Mike Zimmer has helped build a championship-caliber roster in Minnesota, and this will be the season he and the long-suffering
Vikings fans finish on top. The
Vikings had one area in desperate need of improvement this offseason -- the offensive line -- and they made the necessary moves to piece together a unit that can protect
Kirk Cousins and spearhead a rushing attack led by
Dalvin Cook. This offense will undoubtedly be better with Gary Kubiak and Kevin Stefanski running the show. Cousins played some of his best football in Washington under Kyle Shanahan, whose offense is a clone of Kubiak's. Kubiak won a ring as Denver's head coach in 2015, and now he helps Zim get his.
Andy Reid's squad will have a chance for as long as
Patrick Mahomes is under center. The reigning MVP made it all look so effortless in 2018. Even taking into account
uncertain future with the team, the
Chiefs' offense has enough talent to light up scoreboards. Now, they struggled all season long on defense last year, ranking in the bottom third of the league in most statistical categories, but the
Chiefs have made huge strides on that side of the ball this offseason. They brought in several notable defensive players via free agency, trades and the draft, including
Darron Lee and
Tyrann Mathieu. Reid has been
so close to a title in the past. His team gets it done this time around.
Is this a serious question? Because the obvious answer is that young, genius head coach who was the toast of the NFL last season. That's right. Matt Nagy. You might know him better as the reigning NFL Coach of the Year. The
Bears gave themselves another boost in the draft by picking RB
David Montgomery, who will be a better fit for Nagy's offense than RB
Jordan Howard, who was dealt to Philly prior to the draft. There were a few losses defensively, starting with coordinator Vic Fangio and safety
Adrian Amos, but I have confidence in their successors, Chuck Pagano and
Ha Ha Clinton-Dix. The
Bears are going to the
It's a tough call to choose between the last two coaches to drop postseason games to the
Patriots -- Andy Reid and Sean McVay -- but I'll side with McVay here. Twenty-eight years Reid's junior, McVay has a better shot than the
Chiefs' skipper and other Lombardi-less head coaches, like Jason Garrett, Mike Zimmer, Dan Quinn and Anthony Lynn, to claim his first title this season. The
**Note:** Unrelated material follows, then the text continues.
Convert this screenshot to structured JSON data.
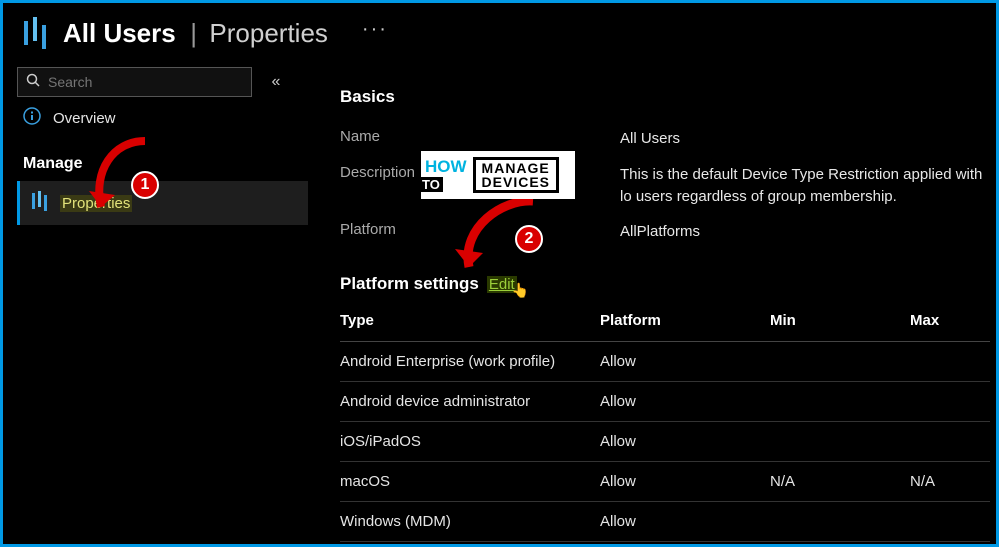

Rams return essentially the same roster as their NFC title-winning unit from a year ago, save for interior losses on both sides of the line. The NFC West, though unpredictable, should be theirs, and the conference is deeper than it is top-heavy. It seems the odds are never in a
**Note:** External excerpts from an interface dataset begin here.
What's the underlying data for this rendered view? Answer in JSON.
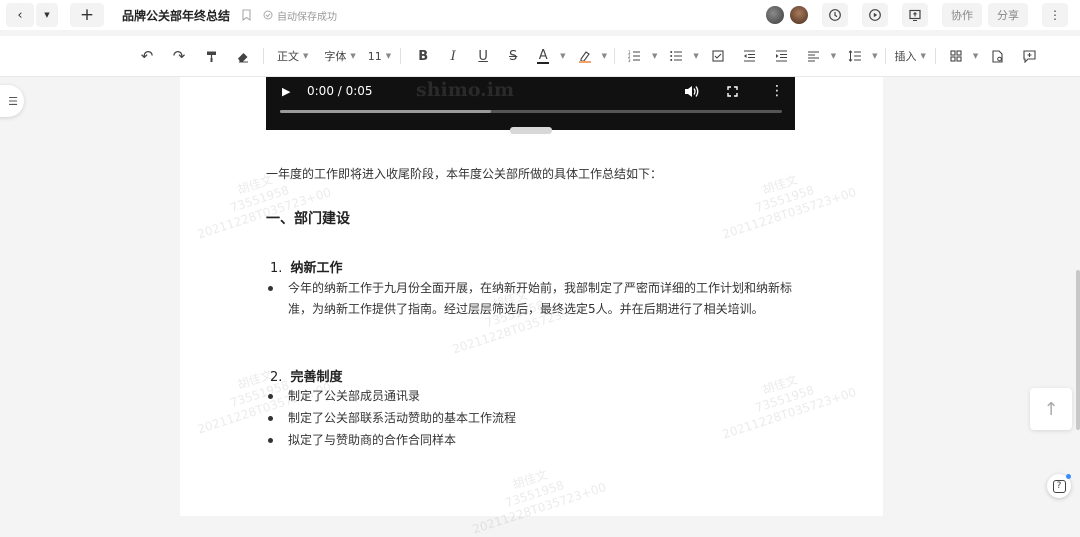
{
  "header": {
    "back_icon": "chevron-left-icon",
    "dropdown_icon": "caret-down-icon",
    "new_icon": "plus-icon",
    "doc_title": "品牌公关部年终总结",
    "bookmark_icon": "bookmark-icon",
    "autosave_text": "自动保存成功",
    "history_icon": "clock-history-icon",
    "play_icon": "play-circle-icon",
    "present_icon": "present-icon",
    "collaborate_label": "协作",
    "share_label": "分享",
    "more_icon": "more-vertical-icon"
  },
  "toolbar": {
    "undo": "↶",
    "redo": "↷",
    "format_painter": "format-painter-icon",
    "clear_format": "eraser-icon",
    "style_label": "正文",
    "font_label": "字体",
    "size_label": "11",
    "bold": "B",
    "italic": "I",
    "underline": "U",
    "strike": "S",
    "text_color": "A",
    "highlight": "highlight-icon",
    "insert_label": "插入"
  },
  "video": {
    "time": "0:00 / 0:05",
    "overlay_text": "shimo.im",
    "progress": 0.42
  },
  "content": {
    "intro": "一年度的工作即将进入收尾阶段，本年度公关部所做的具体工作总结如下：",
    "section_title": "一、部门建设",
    "sub1_num": "1.",
    "sub1_title": "纳新工作",
    "sub1_bullet": "今年的纳新工作于九月份全面开展，在纳新开始前，我部制定了严密而详细的工作计划和纳新标准，为纳新工作提供了指南。经过层层筛选后，最终选定5人。并在后期进行了相关培训。",
    "sub2_num": "2.",
    "sub2_title": "完善制度",
    "sub2_bullets": [
      "制定了公关部成员通讯录",
      "制定了公关部联系活动赞助的基本工作流程",
      "拟定了与赞助商的合作合同样本"
    ]
  },
  "watermark": {
    "name": "胡佳文",
    "id": "73551958",
    "stamp": "20211228T035723+00"
  }
}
Super Bowl loser's favor the season after coming up a win short of glory, but McVay has broken convention before.
Sean McVay seems like the easy answer, but ... Frank Reich, come on down! Last season, the
Colts took a big step forward because they did two things they hadn't done in the past -- play defense and protect
Andrew Luck. This year, they've doubled down on the first part by spending seven of their 10 draft picks on the defensive side of the ball and signing pass rusher
Justin Houston. After record-setting offensive seasons, the pressure is on both the
Rams to replicate the feat, while (and we say this every year) eventually time has to catch up to the
Patriots, right? Either way, Indy has a very good team that's on the rise and could be in position to make a serious run at a Lombardi this season.